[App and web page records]
====================

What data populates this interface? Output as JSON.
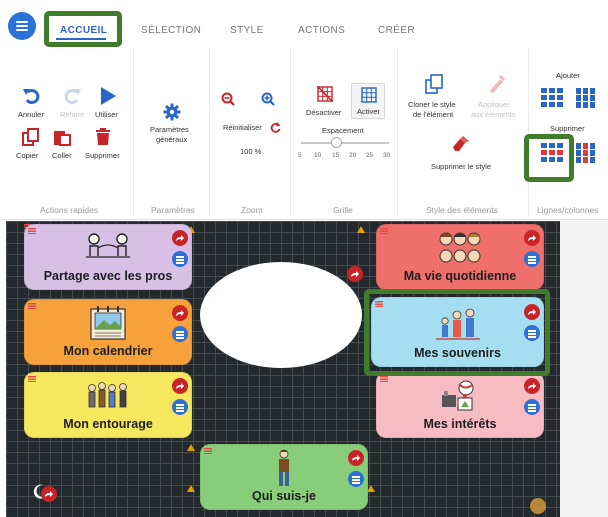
{
  "tabs": [
    {
      "label": "ACCUEIL",
      "active": true
    },
    {
      "label": "SÉLECTION",
      "active": false
    },
    {
      "label": "STYLE",
      "active": false
    },
    {
      "label": "ACTIONS",
      "active": false
    },
    {
      "label": "CRÉER",
      "active": false
    }
  ],
  "ribbon": {
    "quick_actions": {
      "group_label": "Actions rapides",
      "undo": "Annuler",
      "redo": "Refaire",
      "use": "Utiliser",
      "copy": "Copier",
      "paste": "Coller",
      "delete": "Supprimer"
    },
    "settings": {
      "group_label": "Paramètres",
      "general_line1": "Paramètres",
      "general_line2": "généraux"
    },
    "zoom": {
      "group_label": "Zoom",
      "reset": "Réinitialiser",
      "value": "100 %"
    },
    "grid": {
      "group_label": "Grille",
      "deactivate": "Désactiver",
      "activate": "Activer",
      "spacing_label": "Espacement",
      "ticks": [
        "5",
        "10",
        "15",
        "20",
        "25",
        "30"
      ],
      "spacing_value": 15
    },
    "element_style": {
      "group_label": "Style des éléments",
      "clone_line1": "Cloner le style",
      "clone_line2": "de l'élément",
      "apply_line1": "Appliquer",
      "apply_line2": "aux éléments",
      "remove_style": "Supprimer le style"
    },
    "rows_cols": {
      "group_label": "Lignes/colonnes",
      "add": "Ajouter",
      "remove": "Supprimer"
    }
  },
  "cards": [
    {
      "label": "Partage avec les pros",
      "color": "#d8bfe6"
    },
    {
      "label": "Ma vie quotidienne",
      "color": "#ef6f6a"
    },
    {
      "label": "Mon calendrier",
      "color": "#f6a13a"
    },
    {
      "label": "Mes souvenirs",
      "color": "#a6def1"
    },
    {
      "label": "Mon entourage",
      "color": "#f5e75e"
    },
    {
      "label": "Mes intérêts",
      "color": "#f7bcc1"
    },
    {
      "label": "Qui suis-je",
      "color": "#88cd7a"
    }
  ],
  "colors": {
    "accent": "#2a66c8",
    "highlight": "#3f7d2a",
    "board_bg": "#23292c",
    "arrow_button": "#c9242a",
    "list_button": "#2f6fd6"
  }
}
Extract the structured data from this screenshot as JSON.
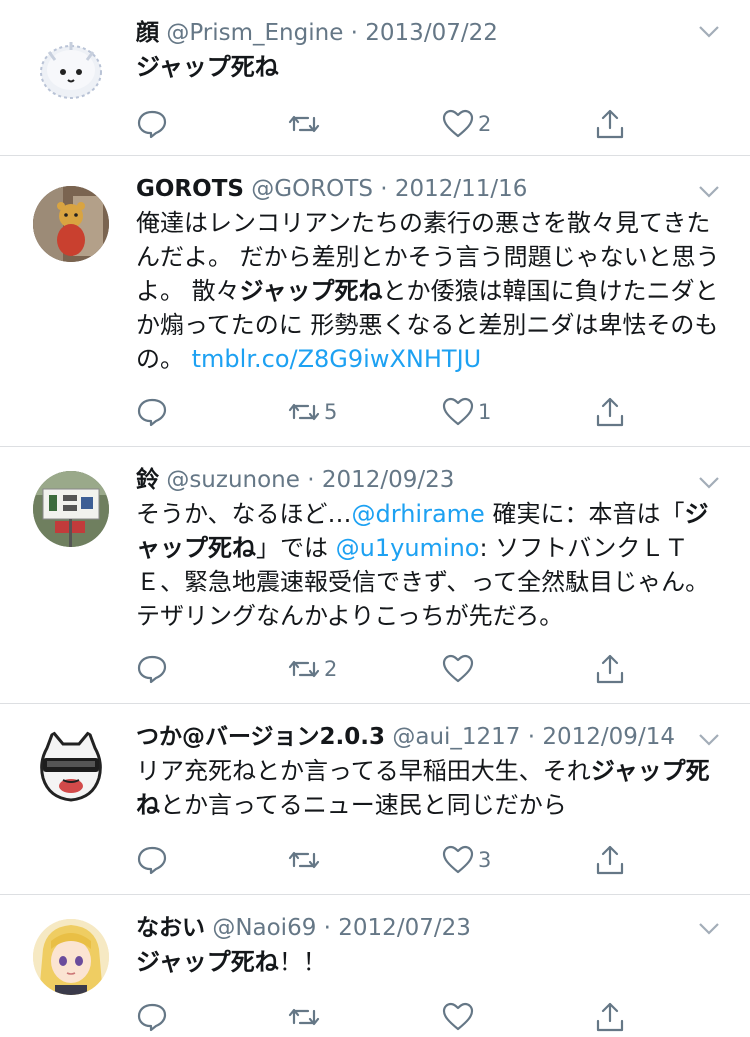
{
  "tweets": [
    {
      "name": "顔",
      "handle": "@Prism_Engine",
      "date": "2013/07/22",
      "text": [
        {
          "t": "ジャップ死ね",
          "k": "hl"
        }
      ],
      "replies": "",
      "retweets": "",
      "likes": "2"
    },
    {
      "name": "GOROTS",
      "handle": "@GOROTS",
      "date": "2012/11/16",
      "text": [
        {
          "t": "俺達はレンコリアンたちの素行の悪さを散々見てきたんだよ。 だから差別とかそう言う問題じゃないと思うよ。 散々",
          "k": ""
        },
        {
          "t": "ジャップ死ね",
          "k": "hl"
        },
        {
          "t": "とか倭猿は韓国に負けたニダとか煽ってたのに 形勢悪くなると差別ニダは卑怯そのもの。 ",
          "k": ""
        },
        {
          "t": "tmblr.co/Z8G9iwXNHTJU",
          "k": "link"
        }
      ],
      "replies": "",
      "retweets": "5",
      "likes": "1"
    },
    {
      "name": "鈴",
      "handle": "@suzunone",
      "date": "2012/09/23",
      "text": [
        {
          "t": "そうか、なるほど…",
          "k": ""
        },
        {
          "t": "@drhirame",
          "k": "link"
        },
        {
          "t": " 確実に：本音は「",
          "k": ""
        },
        {
          "t": "ジャップ死ね",
          "k": "hl"
        },
        {
          "t": "」では ",
          "k": ""
        },
        {
          "t": "@u1yumino",
          "k": "link"
        },
        {
          "t": ": ソフトバンクＬＴＥ、緊急地震速報受信できず、って全然駄目じゃん。 テザリングなんかよりこっちが先だろ。",
          "k": ""
        }
      ],
      "replies": "",
      "retweets": "2",
      "likes": ""
    },
    {
      "name": "つか@バージョン2.0.3",
      "handle": "@aui_1217",
      "date": "2012/09/14",
      "text": [
        {
          "t": "リア充死ねとか言ってる早稲田大生、それ",
          "k": ""
        },
        {
          "t": "ジャップ死ね",
          "k": "hl"
        },
        {
          "t": "とか言ってるニュー速民と同じだから",
          "k": ""
        }
      ],
      "replies": "",
      "retweets": "",
      "likes": "3"
    },
    {
      "name": "なおい",
      "handle": "@Naoi69",
      "date": "2012/07/23",
      "text": [
        {
          "t": "ジャップ死ね",
          "k": "hl"
        },
        {
          "t": "！！",
          "k": ""
        }
      ],
      "replies": "",
      "retweets": "",
      "likes": ""
    }
  ],
  "dot": "·",
  "icons": {
    "reply": "reply-icon",
    "retweet": "retweet-icon",
    "like": "heart-icon",
    "share": "share-icon",
    "menu": "chevron-down-icon"
  },
  "colors": {
    "text": "#14171a",
    "secondary": "#657786",
    "link": "#1da1f2",
    "divider": "#dddfe2"
  }
}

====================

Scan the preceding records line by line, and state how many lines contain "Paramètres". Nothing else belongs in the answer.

**RESPONSE TO THIS EXERCISE:**
2